Task to complete: The expected output is the full data, repeated exactly, without pictures.

Website and app data records
+++

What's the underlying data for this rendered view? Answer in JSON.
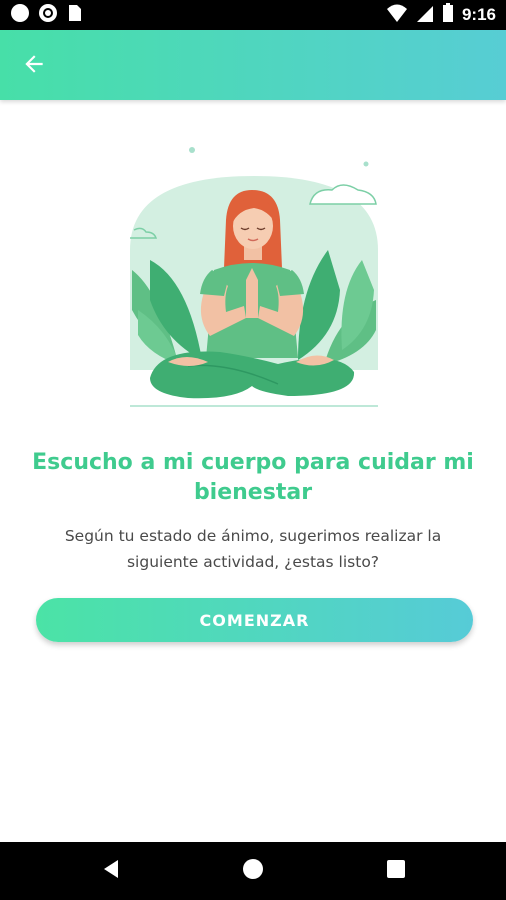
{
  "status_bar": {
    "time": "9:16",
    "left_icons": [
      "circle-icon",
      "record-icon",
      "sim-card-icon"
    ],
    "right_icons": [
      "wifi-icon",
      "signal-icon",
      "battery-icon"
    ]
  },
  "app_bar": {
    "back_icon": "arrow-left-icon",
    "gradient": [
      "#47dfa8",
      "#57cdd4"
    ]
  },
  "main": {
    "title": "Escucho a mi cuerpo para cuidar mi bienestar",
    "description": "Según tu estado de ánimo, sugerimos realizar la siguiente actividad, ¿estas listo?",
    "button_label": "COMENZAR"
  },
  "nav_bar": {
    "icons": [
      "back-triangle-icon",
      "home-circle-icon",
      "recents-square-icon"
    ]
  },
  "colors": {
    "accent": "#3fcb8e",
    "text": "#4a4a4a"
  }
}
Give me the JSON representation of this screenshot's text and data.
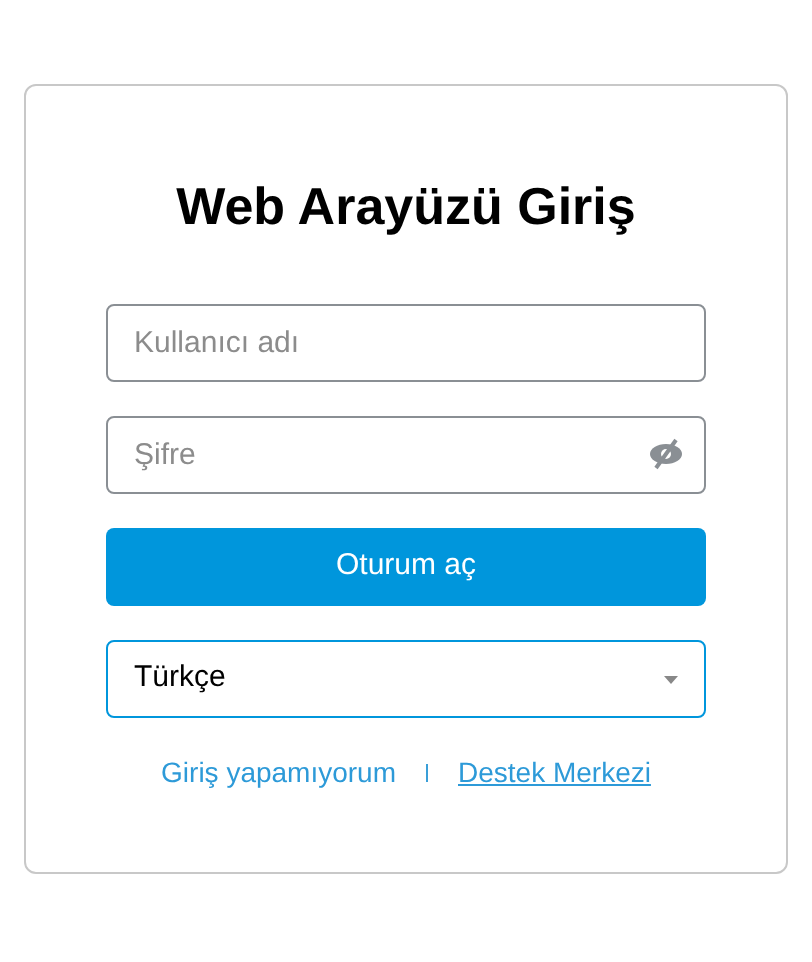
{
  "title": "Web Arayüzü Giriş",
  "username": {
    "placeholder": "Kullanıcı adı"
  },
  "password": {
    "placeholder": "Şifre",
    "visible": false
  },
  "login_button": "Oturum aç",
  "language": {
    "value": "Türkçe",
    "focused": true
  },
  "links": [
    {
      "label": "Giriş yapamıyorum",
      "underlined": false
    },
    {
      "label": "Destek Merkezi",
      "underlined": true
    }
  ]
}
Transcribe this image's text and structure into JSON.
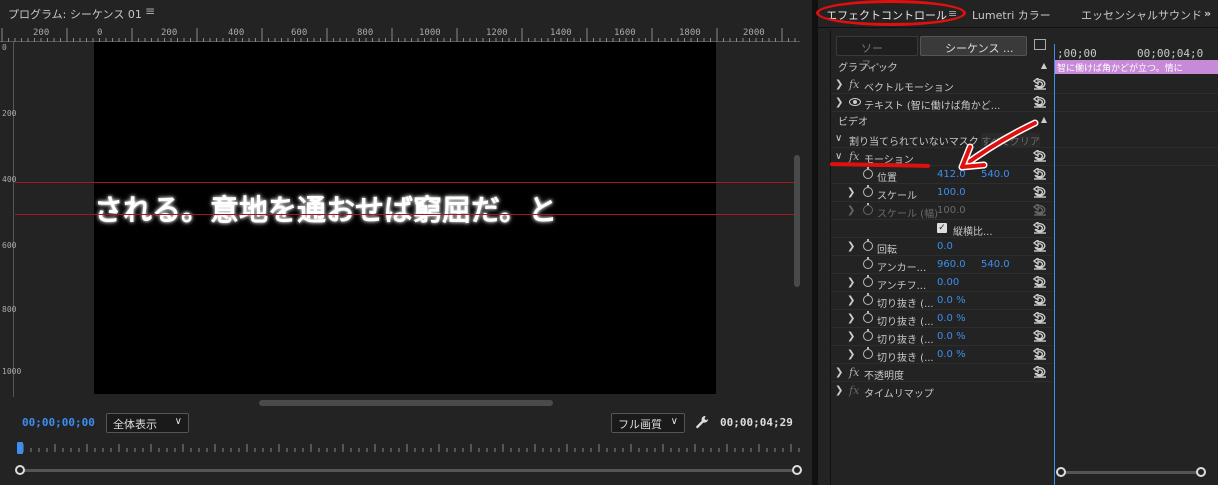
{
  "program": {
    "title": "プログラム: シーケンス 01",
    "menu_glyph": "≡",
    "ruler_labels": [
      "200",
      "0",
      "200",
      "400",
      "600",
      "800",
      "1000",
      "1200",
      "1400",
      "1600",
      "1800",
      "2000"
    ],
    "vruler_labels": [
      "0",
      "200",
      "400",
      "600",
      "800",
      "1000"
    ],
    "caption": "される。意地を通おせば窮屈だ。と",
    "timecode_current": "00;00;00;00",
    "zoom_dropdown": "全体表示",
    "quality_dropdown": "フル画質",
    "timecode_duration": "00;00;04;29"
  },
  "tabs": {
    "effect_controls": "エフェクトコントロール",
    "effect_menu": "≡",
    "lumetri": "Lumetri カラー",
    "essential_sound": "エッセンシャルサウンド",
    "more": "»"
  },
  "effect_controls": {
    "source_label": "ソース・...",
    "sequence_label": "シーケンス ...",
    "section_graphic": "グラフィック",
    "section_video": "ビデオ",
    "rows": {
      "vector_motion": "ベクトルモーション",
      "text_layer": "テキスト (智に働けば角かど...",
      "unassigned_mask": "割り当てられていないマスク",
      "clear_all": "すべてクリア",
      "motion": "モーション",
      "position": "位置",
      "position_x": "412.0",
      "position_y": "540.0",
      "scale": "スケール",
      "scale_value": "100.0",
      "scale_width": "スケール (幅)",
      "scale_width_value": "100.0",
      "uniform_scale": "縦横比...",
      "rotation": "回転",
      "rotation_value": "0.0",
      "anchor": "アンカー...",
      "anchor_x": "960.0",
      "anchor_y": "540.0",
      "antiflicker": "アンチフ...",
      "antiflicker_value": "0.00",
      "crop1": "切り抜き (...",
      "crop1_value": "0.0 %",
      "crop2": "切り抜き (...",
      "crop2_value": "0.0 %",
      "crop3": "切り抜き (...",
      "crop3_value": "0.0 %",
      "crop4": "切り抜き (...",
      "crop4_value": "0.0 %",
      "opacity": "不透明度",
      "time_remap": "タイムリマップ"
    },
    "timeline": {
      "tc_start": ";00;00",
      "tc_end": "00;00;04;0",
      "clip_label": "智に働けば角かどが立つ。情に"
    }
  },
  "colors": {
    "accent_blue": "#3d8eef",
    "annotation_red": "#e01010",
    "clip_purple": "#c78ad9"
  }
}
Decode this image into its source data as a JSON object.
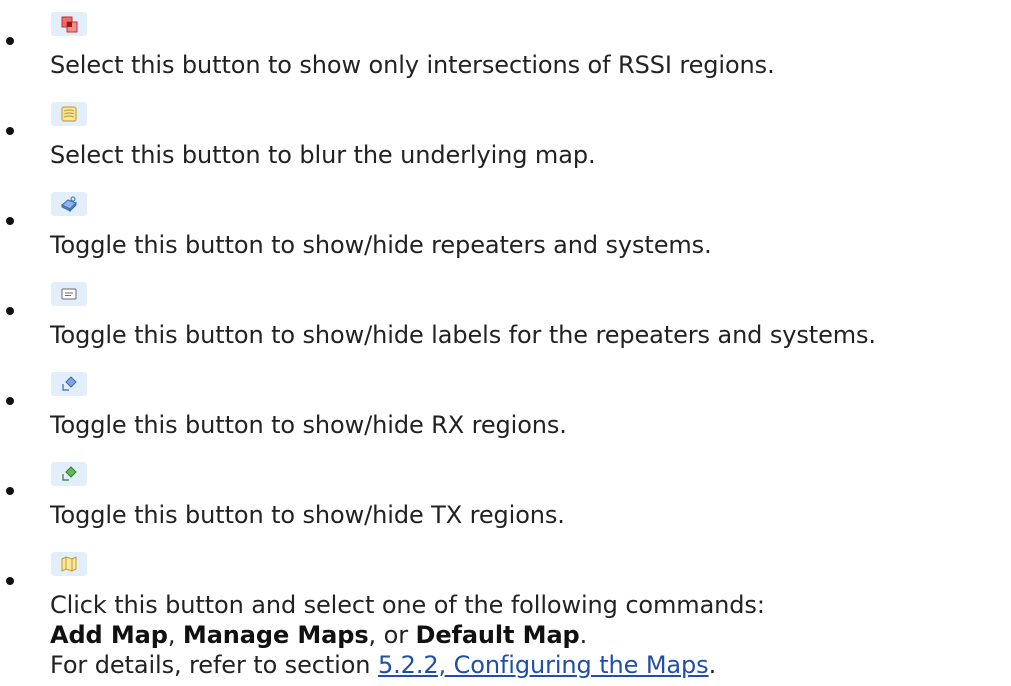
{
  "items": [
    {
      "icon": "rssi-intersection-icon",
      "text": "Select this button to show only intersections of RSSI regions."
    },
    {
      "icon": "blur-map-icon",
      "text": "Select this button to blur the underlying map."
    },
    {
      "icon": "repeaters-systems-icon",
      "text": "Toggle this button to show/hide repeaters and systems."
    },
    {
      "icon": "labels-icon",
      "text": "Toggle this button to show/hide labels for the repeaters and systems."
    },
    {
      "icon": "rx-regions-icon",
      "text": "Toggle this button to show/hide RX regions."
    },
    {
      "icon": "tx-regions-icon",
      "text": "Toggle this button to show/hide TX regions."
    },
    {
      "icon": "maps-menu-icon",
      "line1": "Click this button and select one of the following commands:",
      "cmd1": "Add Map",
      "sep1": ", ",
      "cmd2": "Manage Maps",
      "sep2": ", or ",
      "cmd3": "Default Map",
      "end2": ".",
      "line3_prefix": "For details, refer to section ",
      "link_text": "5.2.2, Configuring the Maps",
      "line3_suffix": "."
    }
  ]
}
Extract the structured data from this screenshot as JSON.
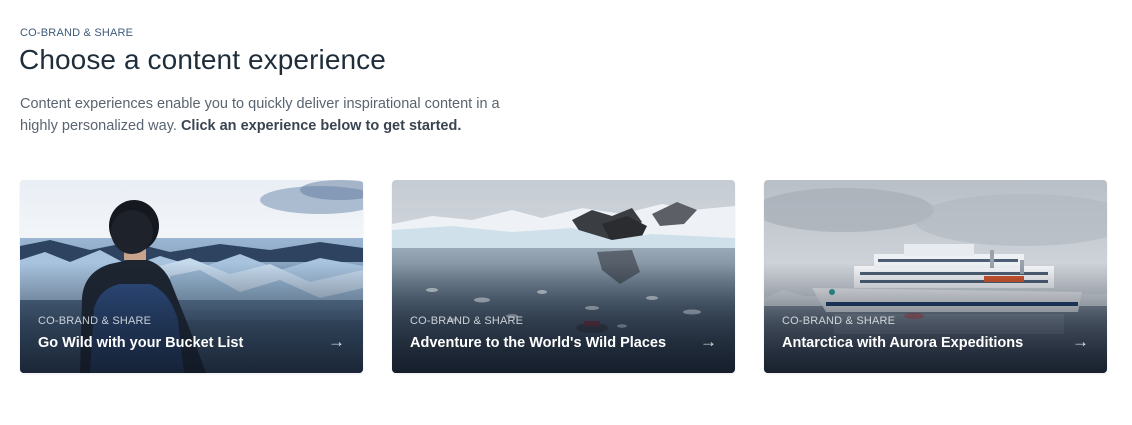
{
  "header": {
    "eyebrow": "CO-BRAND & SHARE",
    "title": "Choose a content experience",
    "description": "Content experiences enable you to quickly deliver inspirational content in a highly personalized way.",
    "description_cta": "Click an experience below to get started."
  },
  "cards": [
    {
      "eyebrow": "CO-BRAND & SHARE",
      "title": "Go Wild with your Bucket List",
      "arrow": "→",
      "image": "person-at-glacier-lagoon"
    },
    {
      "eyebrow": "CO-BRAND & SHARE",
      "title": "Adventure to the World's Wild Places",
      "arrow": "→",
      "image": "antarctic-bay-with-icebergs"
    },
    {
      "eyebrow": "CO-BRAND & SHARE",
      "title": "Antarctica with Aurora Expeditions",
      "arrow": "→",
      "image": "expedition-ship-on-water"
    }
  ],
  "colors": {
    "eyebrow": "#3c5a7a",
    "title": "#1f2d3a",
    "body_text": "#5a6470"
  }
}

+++

Answer for the task:
What's the underlying data for this rendered view? Answer in JSON.
{
  "status_bar": {
    "time": "9:16",
    "left_icons": [
      "circle-icon",
      "record-icon",
      "sim-card-icon"
    ],
    "right_icons": [
      "wifi-icon",
      "signal-icon",
      "battery-icon"
    ]
  },
  "app_bar": {
    "back_icon": "arrow-left-icon",
    "gradient": [
      "#47dfa8",
      "#57cdd4"
    ]
  },
  "main": {
    "title": "Escucho a mi cuerpo para cuidar mi bienestar",
    "description": "Según tu estado de ánimo, sugerimos realizar la siguiente actividad, ¿estas listo?",
    "button_label": "COMENZAR"
  },
  "nav_bar": {
    "icons": [
      "back-triangle-icon",
      "home-circle-icon",
      "recents-square-icon"
    ]
  },
  "colors": {
    "accent": "#3fcb8e",
    "text": "#4a4a4a"
  }
}
Give me the JSON representation of this screenshot's text and data.
{
  "title": "Web Arayüzü Giriş",
  "username": {
    "placeholder": "Kullanıcı adı"
  },
  "password": {
    "placeholder": "Şifre",
    "visible": false
  },
  "login_button": "Oturum aç",
  "language": {
    "value": "Türkçe",
    "focused": true
  },
  "links": [
    {
      "label": "Giriş yapamıyorum",
      "underlined": false
    },
    {
      "label": "Destek Merkezi",
      "underlined": true
    }
  ]
}
Transcribe this image's text and structure into JSON.
{
  "program": {
    "title": "プログラム: シーケンス 01",
    "menu_glyph": "≡",
    "ruler_labels": [
      "200",
      "0",
      "200",
      "400",
      "600",
      "800",
      "1000",
      "1200",
      "1400",
      "1600",
      "1800",
      "2000"
    ],
    "vruler_labels": [
      "0",
      "200",
      "400",
      "600",
      "800",
      "1000"
    ],
    "caption": "される。意地を通おせば窮屈だ。と",
    "timecode_current": "00;00;00;00",
    "zoom_dropdown": "全体表示",
    "quality_dropdown": "フル画質",
    "timecode_duration": "00;00;04;29"
  },
  "tabs": {
    "effect_controls": "エフェクトコントロール",
    "effect_menu": "≡",
    "lumetri": "Lumetri カラー",
    "essential_sound": "エッセンシャルサウンド",
    "more": "»"
  },
  "effect_controls": {
    "source_label": "ソース・...",
    "sequence_label": "シーケンス ...",
    "section_graphic": "グラフィック",
    "section_video": "ビデオ",
    "rows": {
      "vector_motion": "ベクトルモーション",
      "text_layer": "テキスト (智に働けば角かど...",
      "unassigned_mask": "割り当てられていないマスク",
      "clear_all": "すべてクリア",
      "motion": "モーション",
      "position": "位置",
      "position_x": "412.0",
      "position_y": "540.0",
      "scale": "スケール",
      "scale_value": "100.0",
      "scale_width": "スケール (幅)",
      "scale_width_value": "100.0",
      "uniform_scale": "縦横比...",
      "rotation": "回転",
      "rotation_value": "0.0",
      "anchor": "アンカー...",
      "anchor_x": "960.0",
      "anchor_y": "540.0",
      "antiflicker": "アンチフ...",
      "antiflicker_value": "0.00",
      "crop1": "切り抜き (...",
      "crop1_value": "0.0 %",
      "crop2": "切り抜き (...",
      "crop2_value": "0.0 %",
      "crop3": "切り抜き (...",
      "crop3_value": "0.0 %",
      "crop4": "切り抜き (...",
      "crop4_value": "0.0 %",
      "opacity": "不透明度",
      "time_remap": "タイムリマップ"
    },
    "timeline": {
      "tc_start": ";00;00",
      "tc_end": "00;00;04;0",
      "clip_label": "智に働けば角かどが立つ。情に"
    }
  },
  "colors": {
    "accent_blue": "#3d8eef",
    "annotation_red": "#e01010",
    "clip_purple": "#c78ad9"
  }
}
Decode this image into its source data as a JSON object.
{
  "items": [
    {
      "icon": "rssi-intersection-icon",
      "text": "Select this button to show only intersections of RSSI regions."
    },
    {
      "icon": "blur-map-icon",
      "text": "Select this button to blur the underlying map."
    },
    {
      "icon": "repeaters-systems-icon",
      "text": "Toggle this button to show/hide repeaters and systems."
    },
    {
      "icon": "labels-icon",
      "text": "Toggle this button to show/hide labels for the repeaters and systems."
    },
    {
      "icon": "rx-regions-icon",
      "text": "Toggle this button to show/hide RX regions."
    },
    {
      "icon": "tx-regions-icon",
      "text": "Toggle this button to show/hide TX regions."
    },
    {
      "icon": "maps-menu-icon",
      "line1": "Click this button and select one of the following commands:",
      "cmd1": "Add Map",
      "sep1": ", ",
      "cmd2": "Manage Maps",
      "sep2": ", or ",
      "cmd3": "Default Map",
      "end2": ".",
      "line3_prefix": "For details, refer to section ",
      "link_text": "5.2.2, Configuring the Maps",
      "line3_suffix": "."
    }
  ]
}
Extract the structured data from this screenshot as JSON.
{
  "header": {
    "eyebrow": "CO-BRAND & SHARE",
    "title": "Choose a content experience",
    "description": "Content experiences enable you to quickly deliver inspirational content in a highly personalized way.",
    "description_cta": "Click an experience below to get started."
  },
  "cards": [
    {
      "eyebrow": "CO-BRAND & SHARE",
      "title": "Go Wild with your Bucket List",
      "arrow": "→",
      "image": "person-at-glacier-lagoon"
    },
    {
      "eyebrow": "CO-BRAND & SHARE",
      "title": "Adventure to the World's Wild Places",
      "arrow": "→",
      "image": "antarctic-bay-with-icebergs"
    },
    {
      "eyebrow": "CO-BRAND & SHARE",
      "title": "Antarctica with Aurora Expeditions",
      "arrow": "→",
      "image": "expedition-ship-on-water"
    }
  ],
  "colors": {
    "eyebrow": "#3c5a7a",
    "title": "#1f2d3a",
    "body_text": "#5a6470"
  }
}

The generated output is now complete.